I’m very passionate about the spoken word. I love public speaking and spend a lot of time watching videos and live public talks to see how people engage and convey their ideas. I work with corporate professionals. I work with international business school MBA and e-MBAs. I work with start up entrepreneurs. Recently I spent some time working with 10 start ups to help them shape their message in terms of how they describe their business and pitch investors. Here are a few thoughts around how to convey big ideas that matter. Especially ideas that are driving change to happen.
1. What problem do you solve? And why should the audience care?
Clearly articulating a problem is half the solution. So take time to paint a clear picture on what exactly is the problem you are addressing. Bring the audience to this pain-point as vividly as you can. Personal anecdotes, examples or analogies can all do this. Then explain why this is a problem worth solving. Sometimes you can find a solution to a problem that’s not worth solving. My dad once created a pair of concrete hands so that you didn’t need to hold your book while reading. I’m not sure just how heavy the books were back then but let’s just say the molds remained in the garden shed.
Write down a list of reasons for why the audience needs to solve this problem. Start to sketch the typical target audience. Describe the typical person who wishes this problem to be solved. Prioritize them according to certain criteria such as how urgent the problem is to them, how much they are impacted by the problem, how much they would be willing to pay for it.
2. What’s the value? And who benefits?
Sometimes we get very excited by our ideas. We spend a long time talking them through and visualizing them with our partners and team. But what happens when we face a new audience. An audience that hasn’t been exposed to our ideas. How can we grip them with the same passion. One area that’s often lost in the excitement of a new idea is the value.
What is it exactly?
How does the value get released?
What do we need to do to release this value?
And who benefits from it?
3. What’s your purpose?
Often time you have many ideas or models in your head. During your talk, focus on one strong idea. Don’t dilute your ideas but adding in too many different ideas. Lead with your strongest idea. What’s your most desired end result. Capture this in a sentence. So I often start by saying:
My purpose is to equip technical professionals with the skills they need to shine while speaking in public.
I want to turn shy technical people into confident public speakers.
4. What behavioral changes do you need to make?
Making change happen can be challenging when faced with ingrained habits or behaviors. Think back a few decades to how hard workers fought to prevent new publishing technology being introduced into British newspaper publishing. Even today in companies without unions, making a rapid shift in working conditions is difficult for large companies to achieve. Consumers often have preferred ways to purchase. I found from my own experience when I first arrived in China and was asked to help a friend’s daughter prepare for an overseas university application. While I wanted to help her get up to steam in terms of being ready to cope in an international environment, the approach favored by her father was to find an agent to just get the application done. Agents are often preferred in many sectors as there’s a closer bond and familiarity. That said, things can change. While Chinese first traveled overseas, now the amount of independent travelers has exceeded the numbers going on tours. What changes do you need to make? How much of a challenge will they be?

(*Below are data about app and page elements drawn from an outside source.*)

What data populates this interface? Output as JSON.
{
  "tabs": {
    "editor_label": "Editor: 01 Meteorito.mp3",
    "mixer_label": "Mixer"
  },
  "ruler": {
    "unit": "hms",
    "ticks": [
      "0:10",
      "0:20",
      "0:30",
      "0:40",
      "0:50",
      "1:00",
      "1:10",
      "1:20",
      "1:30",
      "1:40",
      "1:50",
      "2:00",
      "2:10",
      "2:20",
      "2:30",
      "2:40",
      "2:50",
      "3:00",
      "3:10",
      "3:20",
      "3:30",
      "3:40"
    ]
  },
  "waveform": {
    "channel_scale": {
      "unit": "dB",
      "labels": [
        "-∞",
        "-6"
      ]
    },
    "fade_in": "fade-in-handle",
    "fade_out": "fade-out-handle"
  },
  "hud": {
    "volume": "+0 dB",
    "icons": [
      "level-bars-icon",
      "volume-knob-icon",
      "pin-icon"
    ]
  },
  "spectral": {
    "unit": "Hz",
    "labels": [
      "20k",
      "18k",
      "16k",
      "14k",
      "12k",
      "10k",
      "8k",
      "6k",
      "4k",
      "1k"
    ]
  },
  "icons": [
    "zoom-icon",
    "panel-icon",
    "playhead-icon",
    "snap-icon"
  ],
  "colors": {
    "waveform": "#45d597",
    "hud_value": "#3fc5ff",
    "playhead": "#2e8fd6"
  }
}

5. What assumptions are you making?
Often when you’re expressing a new idea, there are many possible paths that could be chosen. Perhaps you’re not sure which one to take. Perhaps you are confident that you know the right path. Regardless, make sure you spell out your assumptions. What are you assuming will happen so that your ideas will come into fruition. One of my assumptions is that the increase in technology and rapid expansion in information we’ve been seeing over the last decade will make spoken communication more important not less important. What assumptions are you making?
There will be a market for my new product or service
People will be willing to pay for it
This change is urgent enough that people will want to do something immediately
We can actually deliver what we promise
6. What metaphor can you use?
How can you shortcut the time it takes for someone to understand what it is you are
describing. In Hollywood this is known as the high concept. For example, in 1979 the science fiction movie Aliens was introduced as “Jaws on a spaceship”. Steven Spielberg once said, “if a person can tell me the idea in 25 words or less, it’s going to make a pretty good movie.”
So how can you use a high concept to describe your business. Using popular companies can be one way. Perhaps your new business is “the ebay for industrial products” or “Facebook for the medical profession”. In a few words, people can get the gist of what it is you do.
While you’re getting ready for your next important pitch or presentation, use the above is points as a checklist to ensure that your content is packaged to engage and connect with the most pressing interests of the audience.